# Task goal
Each entry shown below is to be reproduced exactly.
━━━━━━━━━━
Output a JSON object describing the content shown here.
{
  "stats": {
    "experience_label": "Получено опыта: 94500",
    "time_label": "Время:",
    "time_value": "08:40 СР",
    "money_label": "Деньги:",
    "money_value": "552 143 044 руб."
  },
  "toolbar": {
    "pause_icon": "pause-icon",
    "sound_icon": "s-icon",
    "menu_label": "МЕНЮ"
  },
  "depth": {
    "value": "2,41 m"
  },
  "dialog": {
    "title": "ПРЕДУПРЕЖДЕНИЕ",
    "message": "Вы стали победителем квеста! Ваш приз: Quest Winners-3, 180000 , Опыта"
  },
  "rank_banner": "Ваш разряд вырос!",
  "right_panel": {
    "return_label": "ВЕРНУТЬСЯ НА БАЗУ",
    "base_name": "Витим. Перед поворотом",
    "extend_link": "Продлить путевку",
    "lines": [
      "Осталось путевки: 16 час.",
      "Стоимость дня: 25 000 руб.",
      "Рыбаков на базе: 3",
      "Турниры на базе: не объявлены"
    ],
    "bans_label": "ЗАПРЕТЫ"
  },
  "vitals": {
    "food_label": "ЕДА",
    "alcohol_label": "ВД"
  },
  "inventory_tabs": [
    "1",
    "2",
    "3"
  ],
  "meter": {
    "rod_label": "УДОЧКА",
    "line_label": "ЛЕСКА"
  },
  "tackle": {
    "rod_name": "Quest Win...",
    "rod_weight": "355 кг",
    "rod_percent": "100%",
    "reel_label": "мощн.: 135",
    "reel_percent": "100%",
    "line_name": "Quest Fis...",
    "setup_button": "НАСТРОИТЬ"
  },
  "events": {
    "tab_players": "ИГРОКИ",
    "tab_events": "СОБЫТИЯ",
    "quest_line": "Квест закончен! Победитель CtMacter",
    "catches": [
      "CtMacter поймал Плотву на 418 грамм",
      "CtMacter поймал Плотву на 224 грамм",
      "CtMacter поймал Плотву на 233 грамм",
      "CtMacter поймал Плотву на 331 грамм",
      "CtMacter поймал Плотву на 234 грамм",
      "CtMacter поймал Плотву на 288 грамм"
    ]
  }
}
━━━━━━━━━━
# Written reply
Output a JSON object describing the content shown here.
{
  "stats": {
    "experience_label": "Получено опыта: 94500",
    "time_label": "Время:",
    "time_value": "08:40 СР",
    "money_label": "Деньги:",
    "money_value": "552 143 044 руб."
  },
  "toolbar": {
    "pause_icon": "pause-icon",
    "sound_icon": "s-icon",
    "menu_label": "МЕНЮ"
  },
  "depth": {
    "value": "2,41 m"
  },
  "dialog": {
    "title": "ПРЕДУПРЕЖДЕНИЕ",
    "message": "Вы стали победителем квеста! Ваш приз: Quest Winners-3, 180000 , Опыта"
  },
  "rank_banner": "Ваш разряд вырос!",
  "right_panel": {
    "return_label": "ВЕРНУТЬСЯ НА БАЗУ",
    "base_name": "Витим. Перед поворотом",
    "extend_link": "Продлить путевку",
    "lines": [
      "Осталось путевки: 16 час.",
      "Стоимость дня: 25 000 руб.",
      "Рыбаков на базе: 3",
      "Турниры на базе: не объявлены"
    ],
    "bans_label": "ЗАПРЕТЫ"
  },
  "vitals": {
    "food_label": "ЕДА",
    "alcohol_label": "ВД"
  },
  "inventory_tabs": [
    "1",
    "2",
    "3"
  ],
  "meter": {
    "rod_label": "УДОЧКА",
    "line_label": "ЛЕСКА"
  },
  "tackle": {
    "rod_name": "Quest Win...",
    "rod_weight": "355 кг",
    "rod_percent": "100%",
    "reel_label": "мощн.: 135",
    "reel_percent": "100%",
    "line_name": "Quest Fis...",
    "setup_button": "НАСТРОИТЬ"
  },
  "events": {
    "tab_players": "ИГРОКИ",
    "tab_events": "СОБЫТИЯ",
    "quest_line": "Квест закончен! Победитель CtMacter",
    "catches": [
      "CtMacter поймал Плотву на 418 грамм",
      "CtMacter поймал Плотву на 224 грамм",
      "CtMacter поймал Плотву на 233 грамм",
      "CtMacter поймал Плотву на 331 грамм",
      "CtMacter поймал Плотву на 234 грамм",
      "CtMacter поймал Плотву на 288 грамм"
    ]
  }
}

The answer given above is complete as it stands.